This summer has been hot and steamy in Blue Hill and, while there are no elephants in the streets, Vee Napapornpipat and Chalee Chaikaew offer diners a chance to experience both Thai hospitality and terrific Thai cooking at their recently opened Siam Sky restaurant, located in a quiet spot on the banks of the Mill Stream just a block off Main Street.
Vee runs the front of the house in what was, long ago, the town’s favorite pizza parlor and more recently an alternative school, while Chalee, originally from Bangkok, does the cooking. A chef for some 15 years, his family owned restaurants and he learned his culinary skills from his mother. He has been cooking in the United States for almost nine years.
Vee, also originally from Thailand, grew up in the business, working in two Thai restaurants, one in Connecticut and the other outside Boston, each owned by one of her uncles. The couple met when Chalee cooked in the Milford, Conn., establishment.
Their arrival in Blue Hill followed an unlikely path. Vee said the owner of the Siam Sky property is a fan of a Thai restaurant in Bangor owned by a friend of theirs and asked for a recommendation for someone to start a Thai restaurant in Blue Hill. The friend recommended Vee and Chalee.
After rejecting a chance to open in the Main Street space now home to Thurston Co., they chose to take over and equip the completely empty former school at 8 Mill St. The result, which included a complete renovation and addition of a shady, outside deck, was both time-consuming and expensive.
“We had to buy everything, every table, every chair,” Vee said last week chatting at one of the restaurant’s comfortable high-top tables that overlook the Mill Stream.
Siam Sky has a large menu that offers a wide choice of Thai dishes including soups, savory curries and noodle dishes, salads and more.
On a recent visit during the break between lunch and dinner service, Chalee whipped up a classic Pad Thai with tofu to sample while talking about his background and cooking. It was delicious.
Chalee said that cooking for the restaurant was different than home cooking. Some ingredients he would use in Thailand are unavailable in the United States.
That difficulty notwithstanding, larb, the spicy chicken and ground rice-based salad from northeastern Thailand, a yellow curry cooked in coconut milk with pineapple and vegetables, and several duck preparations are all excellent. The steamed fresh rolls — a rice paper wrapper surrounding shrimp, chicken or tofu with rice noodles and vegetables and topped with peanut sauce — are hard to beat.
Lunch specials, including a choice of two appetizers, ginger soup and an entrée, are served Monday through Friday from 11 a.m. to 3 p.m. and, at $12.50, are a real bargain.

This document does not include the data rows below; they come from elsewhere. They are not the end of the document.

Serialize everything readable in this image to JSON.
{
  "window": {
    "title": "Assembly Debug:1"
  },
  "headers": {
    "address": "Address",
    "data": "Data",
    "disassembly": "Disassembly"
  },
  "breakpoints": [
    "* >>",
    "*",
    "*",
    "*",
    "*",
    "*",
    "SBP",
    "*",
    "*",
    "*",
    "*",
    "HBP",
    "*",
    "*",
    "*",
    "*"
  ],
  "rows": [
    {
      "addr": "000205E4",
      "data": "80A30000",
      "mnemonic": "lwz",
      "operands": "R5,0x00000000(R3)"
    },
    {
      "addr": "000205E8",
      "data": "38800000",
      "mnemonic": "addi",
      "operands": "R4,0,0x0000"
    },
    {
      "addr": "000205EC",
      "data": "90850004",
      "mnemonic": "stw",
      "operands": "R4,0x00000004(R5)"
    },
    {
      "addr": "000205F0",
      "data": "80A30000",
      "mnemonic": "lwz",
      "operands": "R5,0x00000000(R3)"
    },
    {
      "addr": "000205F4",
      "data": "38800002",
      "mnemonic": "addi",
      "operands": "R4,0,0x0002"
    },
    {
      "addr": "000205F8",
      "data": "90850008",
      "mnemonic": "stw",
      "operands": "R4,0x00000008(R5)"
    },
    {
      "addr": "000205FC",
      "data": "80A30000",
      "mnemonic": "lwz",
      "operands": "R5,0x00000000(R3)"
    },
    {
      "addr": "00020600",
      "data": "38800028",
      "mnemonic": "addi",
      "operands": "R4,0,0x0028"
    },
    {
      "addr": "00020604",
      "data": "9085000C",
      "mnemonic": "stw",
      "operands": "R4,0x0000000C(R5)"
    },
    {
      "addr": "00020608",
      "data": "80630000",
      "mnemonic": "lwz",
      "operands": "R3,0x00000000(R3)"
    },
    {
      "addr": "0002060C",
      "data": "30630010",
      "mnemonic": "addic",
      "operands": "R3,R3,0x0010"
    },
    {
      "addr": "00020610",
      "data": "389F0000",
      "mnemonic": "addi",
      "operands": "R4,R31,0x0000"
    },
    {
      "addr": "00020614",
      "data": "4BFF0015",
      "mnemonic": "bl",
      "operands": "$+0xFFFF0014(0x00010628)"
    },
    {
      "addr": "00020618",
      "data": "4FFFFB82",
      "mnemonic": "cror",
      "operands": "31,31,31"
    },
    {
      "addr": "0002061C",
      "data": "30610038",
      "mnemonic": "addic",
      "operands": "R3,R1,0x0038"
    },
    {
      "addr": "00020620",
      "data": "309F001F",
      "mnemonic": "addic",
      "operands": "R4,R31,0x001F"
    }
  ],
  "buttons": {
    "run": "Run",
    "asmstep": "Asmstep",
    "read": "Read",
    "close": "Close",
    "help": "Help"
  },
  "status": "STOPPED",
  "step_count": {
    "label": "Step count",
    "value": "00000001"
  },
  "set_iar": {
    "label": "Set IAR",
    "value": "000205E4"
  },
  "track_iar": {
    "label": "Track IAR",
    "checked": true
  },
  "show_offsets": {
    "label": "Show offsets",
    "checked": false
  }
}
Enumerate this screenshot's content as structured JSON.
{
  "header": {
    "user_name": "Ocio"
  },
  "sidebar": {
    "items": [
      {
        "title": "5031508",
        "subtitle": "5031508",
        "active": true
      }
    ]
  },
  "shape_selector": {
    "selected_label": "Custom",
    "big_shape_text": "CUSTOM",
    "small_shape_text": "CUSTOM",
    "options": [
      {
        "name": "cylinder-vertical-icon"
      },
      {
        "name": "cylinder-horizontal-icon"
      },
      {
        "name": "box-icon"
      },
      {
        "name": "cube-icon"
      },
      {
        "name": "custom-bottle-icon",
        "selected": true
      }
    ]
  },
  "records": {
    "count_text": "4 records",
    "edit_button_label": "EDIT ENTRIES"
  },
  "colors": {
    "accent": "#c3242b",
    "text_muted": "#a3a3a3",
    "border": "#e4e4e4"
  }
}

Siam Sky, located at 8 Mill St., is open Monday through Friday from 11 a.m. to 3 p.m. for lunch and from 4 p.m. to 9 p.m. for dinner. Saturday hours are from noon to 9 p.m. and Sunday from 4 p.m. to 9 p.m. The restaurant serves wine and beer and recently added the Thai-brewed Singha lager to its beer list.
For information and reservations, call 374-7157.